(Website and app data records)
'''
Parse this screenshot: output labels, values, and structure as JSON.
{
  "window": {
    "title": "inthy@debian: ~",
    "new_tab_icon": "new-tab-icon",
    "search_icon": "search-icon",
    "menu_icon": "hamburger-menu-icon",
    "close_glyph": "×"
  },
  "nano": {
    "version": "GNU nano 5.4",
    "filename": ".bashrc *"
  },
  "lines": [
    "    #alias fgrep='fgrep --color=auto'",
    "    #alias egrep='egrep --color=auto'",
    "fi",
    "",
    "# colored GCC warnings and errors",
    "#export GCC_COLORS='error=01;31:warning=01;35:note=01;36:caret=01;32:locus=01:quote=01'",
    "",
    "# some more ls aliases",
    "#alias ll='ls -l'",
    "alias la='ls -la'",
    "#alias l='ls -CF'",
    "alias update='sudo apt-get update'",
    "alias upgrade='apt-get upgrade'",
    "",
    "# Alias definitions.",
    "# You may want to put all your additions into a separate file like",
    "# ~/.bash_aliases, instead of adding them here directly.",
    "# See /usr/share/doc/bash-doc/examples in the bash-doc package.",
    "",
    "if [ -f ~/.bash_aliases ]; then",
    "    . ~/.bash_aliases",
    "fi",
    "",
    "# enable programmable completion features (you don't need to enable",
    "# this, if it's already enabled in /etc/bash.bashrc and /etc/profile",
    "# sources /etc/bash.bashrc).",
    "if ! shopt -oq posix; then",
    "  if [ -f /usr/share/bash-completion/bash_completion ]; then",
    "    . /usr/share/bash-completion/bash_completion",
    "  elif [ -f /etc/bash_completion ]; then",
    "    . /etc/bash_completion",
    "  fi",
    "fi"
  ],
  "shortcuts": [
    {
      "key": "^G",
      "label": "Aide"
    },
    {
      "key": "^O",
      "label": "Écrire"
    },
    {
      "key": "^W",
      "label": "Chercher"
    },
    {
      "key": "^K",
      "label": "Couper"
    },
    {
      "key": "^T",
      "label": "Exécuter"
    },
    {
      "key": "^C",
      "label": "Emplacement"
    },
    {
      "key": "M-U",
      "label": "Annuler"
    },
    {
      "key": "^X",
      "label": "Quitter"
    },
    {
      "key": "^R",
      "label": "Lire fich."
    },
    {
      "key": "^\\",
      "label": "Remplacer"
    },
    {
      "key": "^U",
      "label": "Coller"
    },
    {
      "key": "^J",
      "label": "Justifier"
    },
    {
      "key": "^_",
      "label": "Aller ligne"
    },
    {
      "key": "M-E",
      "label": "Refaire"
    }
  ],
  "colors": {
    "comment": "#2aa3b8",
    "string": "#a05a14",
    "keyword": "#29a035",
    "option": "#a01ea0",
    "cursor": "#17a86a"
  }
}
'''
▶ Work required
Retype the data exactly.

▶ Output of the task
Parse this screenshot: output labels, values, and structure as JSON.
{
  "window": {
    "title": "inthy@debian: ~",
    "new_tab_icon": "new-tab-icon",
    "search_icon": "search-icon",
    "menu_icon": "hamburger-menu-icon",
    "close_glyph": "×"
  },
  "nano": {
    "version": "GNU nano 5.4",
    "filename": ".bashrc *"
  },
  "lines": [
    "    #alias fgrep='fgrep --color=auto'",
    "    #alias egrep='egrep --color=auto'",
    "fi",
    "",
    "# colored GCC warnings and errors",
    "#export GCC_COLORS='error=01;31:warning=01;35:note=01;36:caret=01;32:locus=01:quote=01'",
    "",
    "# some more ls aliases",
    "#alias ll='ls -l'",
    "alias la='ls -la'",
    "#alias l='ls -CF'",
    "alias update='sudo apt-get update'",
    "alias upgrade='apt-get upgrade'",
    "",
    "# Alias definitions.",
    "# You may want to put all your additions into a separate file like",
    "# ~/.bash_aliases, instead of adding them here directly.",
    "# See /usr/share/doc/bash-doc/examples in the bash-doc package.",
    "",
    "if [ -f ~/.bash_aliases ]; then",
    "    . ~/.bash_aliases",
    "fi",
    "",
    "# enable programmable completion features (you don't need to enable",
    "# this, if it's already enabled in /etc/bash.bashrc and /etc/profile",
    "# sources /etc/bash.bashrc).",
    "if ! shopt -oq posix; then",
    "  if [ -f /usr/share/bash-completion/bash_completion ]; then",
    "    . /usr/share/bash-completion/bash_completion",
    "  elif [ -f /etc/bash_completion ]; then",
    "    . /etc/bash_completion",
    "  fi",
    "fi"
  ],
  "shortcuts": [
    {
      "key": "^G",
      "label": "Aide"
    },
    {
      "key": "^O",
      "label": "Écrire"
    },
    {
      "key": "^W",
      "label": "Chercher"
    },
    {
      "key": "^K",
      "label": "Couper"
    },
    {
      "key": "^T",
      "label": "Exécuter"
    },
    {
      "key": "^C",
      "label": "Emplacement"
    },
    {
      "key": "M-U",
      "label": "Annuler"
    },
    {
      "key": "^X",
      "label": "Quitter"
    },
    {
      "key": "^R",
      "label": "Lire fich."
    },
    {
      "key": "^\\",
      "label": "Remplacer"
    },
    {
      "key": "^U",
      "label": "Coller"
    },
    {
      "key": "^J",
      "label": "Justifier"
    },
    {
      "key": "^_",
      "label": "Aller ligne"
    },
    {
      "key": "M-E",
      "label": "Refaire"
    }
  ],
  "colors": {
    "comment": "#2aa3b8",
    "string": "#a05a14",
    "keyword": "#29a035",
    "option": "#a01ea0",
    "cursor": "#17a86a"
  }
}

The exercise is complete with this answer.